Because the matches here are held during autumn and early spring, they usually fall on the wettest, windiest and most godforsaken days you can imagine. I’ve been to matches where all of the vehicles have to be towed on and off the fields with the help of large tractors, the rain is falling sideways, the end of each ploughing plot disappears off into an atmospheric mist and the ploughmen are unrecognizable under their vast oilskins.

There might be a van selling tea and bacon butties (otherwise known as bacon sandwiches) but that’s about it, because ploughing matches over here aren’t like shows: They are pretty hardcore, and there isn’t generally a great deal laid on to amuse the casual spectator. You might have to be pretty bonkers to enter, and you probably have to be even more bonkers to spend a whole day in the rain watching it happen.



Ploughing match competitors

But don’t get me wrong, that is exactly what I like about ploughing matches – the quirkiness of the event itself, and the dedication of the characters who compete in such events. These things make matches great places to indulge in a bit of people-watching. Personally I think it’s brilliant that for no real reward (at least no real financial reward), people from all across the country go to great lengths to bring their tractors to a muddy field, just to plough.

Often these people have restored their own tractors, spending long evenings after work in the shed, elbow-deep in oil, overcoming some problem or other, just to come out on a cold wet day to play, ahem sorry, to plough. I’m not criticizing: I’m celebrating the fact that people are this dedicated. What a dull world it would be if we all had the same hobbies, and if earning wads of cash was our only goal in life.
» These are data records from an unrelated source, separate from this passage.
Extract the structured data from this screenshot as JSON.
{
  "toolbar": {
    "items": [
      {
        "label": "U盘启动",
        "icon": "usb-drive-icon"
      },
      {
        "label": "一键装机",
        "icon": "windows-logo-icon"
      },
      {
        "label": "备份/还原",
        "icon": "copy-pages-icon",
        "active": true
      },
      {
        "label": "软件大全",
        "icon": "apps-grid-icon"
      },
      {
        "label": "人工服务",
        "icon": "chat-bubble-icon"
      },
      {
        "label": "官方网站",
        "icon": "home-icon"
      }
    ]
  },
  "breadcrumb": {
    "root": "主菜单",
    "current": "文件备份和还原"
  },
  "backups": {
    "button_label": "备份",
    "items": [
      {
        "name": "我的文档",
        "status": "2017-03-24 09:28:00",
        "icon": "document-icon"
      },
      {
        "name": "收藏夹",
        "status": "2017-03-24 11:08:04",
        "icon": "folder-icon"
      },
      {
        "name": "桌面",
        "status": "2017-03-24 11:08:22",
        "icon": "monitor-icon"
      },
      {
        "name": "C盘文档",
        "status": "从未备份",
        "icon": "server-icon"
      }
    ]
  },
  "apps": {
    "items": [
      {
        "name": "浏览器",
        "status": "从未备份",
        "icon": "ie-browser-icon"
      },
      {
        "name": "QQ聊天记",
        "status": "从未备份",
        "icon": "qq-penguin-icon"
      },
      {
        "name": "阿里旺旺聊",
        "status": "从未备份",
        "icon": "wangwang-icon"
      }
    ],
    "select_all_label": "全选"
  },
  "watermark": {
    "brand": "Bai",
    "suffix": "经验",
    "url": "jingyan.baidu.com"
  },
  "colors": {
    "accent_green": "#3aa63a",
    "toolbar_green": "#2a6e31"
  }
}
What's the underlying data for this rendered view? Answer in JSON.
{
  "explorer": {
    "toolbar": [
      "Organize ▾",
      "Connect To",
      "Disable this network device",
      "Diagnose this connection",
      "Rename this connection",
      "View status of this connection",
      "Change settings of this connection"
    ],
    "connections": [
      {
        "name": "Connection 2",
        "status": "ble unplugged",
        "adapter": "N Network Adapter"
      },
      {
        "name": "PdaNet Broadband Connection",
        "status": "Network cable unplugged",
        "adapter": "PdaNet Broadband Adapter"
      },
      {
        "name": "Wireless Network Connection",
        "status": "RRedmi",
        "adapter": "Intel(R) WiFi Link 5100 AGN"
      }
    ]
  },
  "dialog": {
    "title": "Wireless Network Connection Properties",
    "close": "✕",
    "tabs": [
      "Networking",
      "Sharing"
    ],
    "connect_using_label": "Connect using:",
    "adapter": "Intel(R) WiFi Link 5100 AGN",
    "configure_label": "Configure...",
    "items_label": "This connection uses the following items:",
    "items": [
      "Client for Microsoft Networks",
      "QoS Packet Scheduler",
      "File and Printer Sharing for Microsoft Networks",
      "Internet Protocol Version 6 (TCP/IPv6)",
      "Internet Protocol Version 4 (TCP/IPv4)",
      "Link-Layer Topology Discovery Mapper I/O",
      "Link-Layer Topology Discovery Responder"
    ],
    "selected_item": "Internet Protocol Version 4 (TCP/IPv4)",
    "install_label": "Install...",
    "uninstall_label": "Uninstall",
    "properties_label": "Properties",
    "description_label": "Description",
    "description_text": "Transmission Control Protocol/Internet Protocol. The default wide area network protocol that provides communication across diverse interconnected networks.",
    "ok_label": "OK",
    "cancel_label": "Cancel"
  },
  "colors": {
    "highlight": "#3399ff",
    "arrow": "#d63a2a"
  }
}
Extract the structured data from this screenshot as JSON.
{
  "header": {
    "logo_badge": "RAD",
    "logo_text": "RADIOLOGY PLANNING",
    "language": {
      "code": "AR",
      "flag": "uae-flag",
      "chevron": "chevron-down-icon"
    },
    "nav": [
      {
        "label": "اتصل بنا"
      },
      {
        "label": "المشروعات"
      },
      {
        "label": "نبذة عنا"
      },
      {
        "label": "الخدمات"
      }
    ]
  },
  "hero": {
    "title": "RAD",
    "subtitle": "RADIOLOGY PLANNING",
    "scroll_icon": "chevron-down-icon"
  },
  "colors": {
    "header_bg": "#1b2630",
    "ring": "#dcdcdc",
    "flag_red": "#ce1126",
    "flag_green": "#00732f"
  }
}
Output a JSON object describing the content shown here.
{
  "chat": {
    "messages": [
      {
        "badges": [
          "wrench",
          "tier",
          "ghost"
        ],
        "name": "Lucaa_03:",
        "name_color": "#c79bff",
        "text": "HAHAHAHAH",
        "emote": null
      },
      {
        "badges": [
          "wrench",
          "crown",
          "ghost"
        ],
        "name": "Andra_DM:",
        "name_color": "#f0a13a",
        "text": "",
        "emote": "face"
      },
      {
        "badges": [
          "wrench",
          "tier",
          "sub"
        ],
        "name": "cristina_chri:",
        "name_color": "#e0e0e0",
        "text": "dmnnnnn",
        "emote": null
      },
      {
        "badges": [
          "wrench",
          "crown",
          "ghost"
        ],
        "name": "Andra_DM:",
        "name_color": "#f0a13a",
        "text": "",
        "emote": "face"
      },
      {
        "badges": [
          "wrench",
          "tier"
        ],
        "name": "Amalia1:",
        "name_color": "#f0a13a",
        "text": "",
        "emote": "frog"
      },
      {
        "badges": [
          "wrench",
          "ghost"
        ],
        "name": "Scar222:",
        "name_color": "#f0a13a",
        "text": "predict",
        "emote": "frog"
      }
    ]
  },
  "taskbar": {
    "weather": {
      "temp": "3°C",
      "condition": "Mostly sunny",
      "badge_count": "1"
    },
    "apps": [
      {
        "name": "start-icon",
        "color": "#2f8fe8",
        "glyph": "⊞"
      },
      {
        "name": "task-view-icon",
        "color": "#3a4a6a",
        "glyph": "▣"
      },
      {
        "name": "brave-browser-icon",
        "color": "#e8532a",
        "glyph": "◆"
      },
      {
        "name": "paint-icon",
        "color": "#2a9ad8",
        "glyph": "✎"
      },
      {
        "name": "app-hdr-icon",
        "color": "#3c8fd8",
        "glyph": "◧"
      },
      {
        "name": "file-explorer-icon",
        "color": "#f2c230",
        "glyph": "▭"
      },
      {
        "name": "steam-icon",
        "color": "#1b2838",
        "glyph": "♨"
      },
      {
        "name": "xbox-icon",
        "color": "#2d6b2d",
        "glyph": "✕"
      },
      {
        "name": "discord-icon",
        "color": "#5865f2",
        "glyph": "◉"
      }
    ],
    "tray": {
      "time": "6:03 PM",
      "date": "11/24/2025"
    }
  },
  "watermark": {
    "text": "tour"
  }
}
But at least admit that it is all a little bit eccentric (in the best possible way of course), and accept that, to the outsider, it must all seem rather peculiar, just as it did to me in the beginning.